Videotape testimony of Mikel C., who was born in Kraków, Poland in 1920. He describes his affluent family; moving to Vienna; the Anschluss; beatings of Jews: illegally entering France; arrest in Metz; transfer to Germany; arrests for illegally entering Holland and Belgium; incarceration in a Belgian refugee camp; release to study art in Antwerp with assistance from the Jewish community; German invasion; traveling to Brussels; watching the British evacuation at Dunkerque; translating for the SS in Calais as a non-Jew; joining his sister in Brussels (she later emigrated to the United States); managing a nightclub for German officers; rejoining his parents in Vienna; appraising valuables confiscated from Jews for a German official; hiding with his parents during deportations; and escape to Bucharest via Zagreb. Mr. C. recalls their deportation to Czernowitz, then Mogilev; sadistic killing of Jewish children; transfer to Bacāu; forced labor at a leather factory; sabotaging the work; escaping; joining the partisans; liberation by Soviet troops; traveling with his parents to Bucharest; marriage; moving to Salzburg; visiting displaced persons camps; joining the Irgun; sabotaging British trains; living in Paris; and emigration to the United States. Mr. C. notes he is plagued by memories, particularly of victimized children, and he shows photographs and his drawings.

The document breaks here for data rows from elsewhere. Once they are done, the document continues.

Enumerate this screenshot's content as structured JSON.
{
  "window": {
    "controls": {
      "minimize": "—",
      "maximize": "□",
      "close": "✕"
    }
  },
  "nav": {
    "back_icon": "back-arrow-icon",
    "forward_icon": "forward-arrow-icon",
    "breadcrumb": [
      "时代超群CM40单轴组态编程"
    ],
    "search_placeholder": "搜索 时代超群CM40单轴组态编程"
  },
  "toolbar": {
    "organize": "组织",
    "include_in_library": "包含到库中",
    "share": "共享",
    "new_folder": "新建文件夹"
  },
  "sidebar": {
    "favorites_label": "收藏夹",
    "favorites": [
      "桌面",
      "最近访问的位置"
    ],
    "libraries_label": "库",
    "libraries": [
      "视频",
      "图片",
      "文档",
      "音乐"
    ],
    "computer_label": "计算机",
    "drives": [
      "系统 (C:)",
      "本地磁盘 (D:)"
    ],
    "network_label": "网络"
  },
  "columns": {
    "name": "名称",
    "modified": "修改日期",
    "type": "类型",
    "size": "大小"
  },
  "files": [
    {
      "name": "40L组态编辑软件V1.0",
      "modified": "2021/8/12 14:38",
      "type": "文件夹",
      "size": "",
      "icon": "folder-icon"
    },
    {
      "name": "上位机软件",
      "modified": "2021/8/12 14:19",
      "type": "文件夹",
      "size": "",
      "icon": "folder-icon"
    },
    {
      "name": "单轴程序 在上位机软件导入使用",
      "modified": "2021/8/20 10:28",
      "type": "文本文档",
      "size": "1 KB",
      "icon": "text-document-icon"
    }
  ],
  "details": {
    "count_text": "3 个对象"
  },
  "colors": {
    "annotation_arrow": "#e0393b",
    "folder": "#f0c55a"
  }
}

C., Mikel, 1920-
New York, N.Y. : Fortunoff Video Archive for Holocaust Testimonies, 1989
Interview Date
May 8, 1989.
Kraków (Poland)
Vienna (Austria)
Metz (France)
Brussels (Belgium)
Antwerp (Belgium)
Dunkerque (France)
Calais (France)
Zagreb (Croatia)
Bucharest (Romania)
Chernivt︠s︡i (Ukraine)
Chernivt͡si (Ukraine)
Cernāut̨ai (Romania)
Mahili︠o︡ŭ (Belarus)
Bacău (Romania)
Paris (France)
Salzburg (Austria)
3 copies: 3/4 in. master; 3/4 in. dub; and 1/2 in. VHS with time coding.
Cite As
Mikel C. Holocaust Testimony (HVT-1204). Fortunoff Video Archive for Holocaust Testimonies, Yale University Library.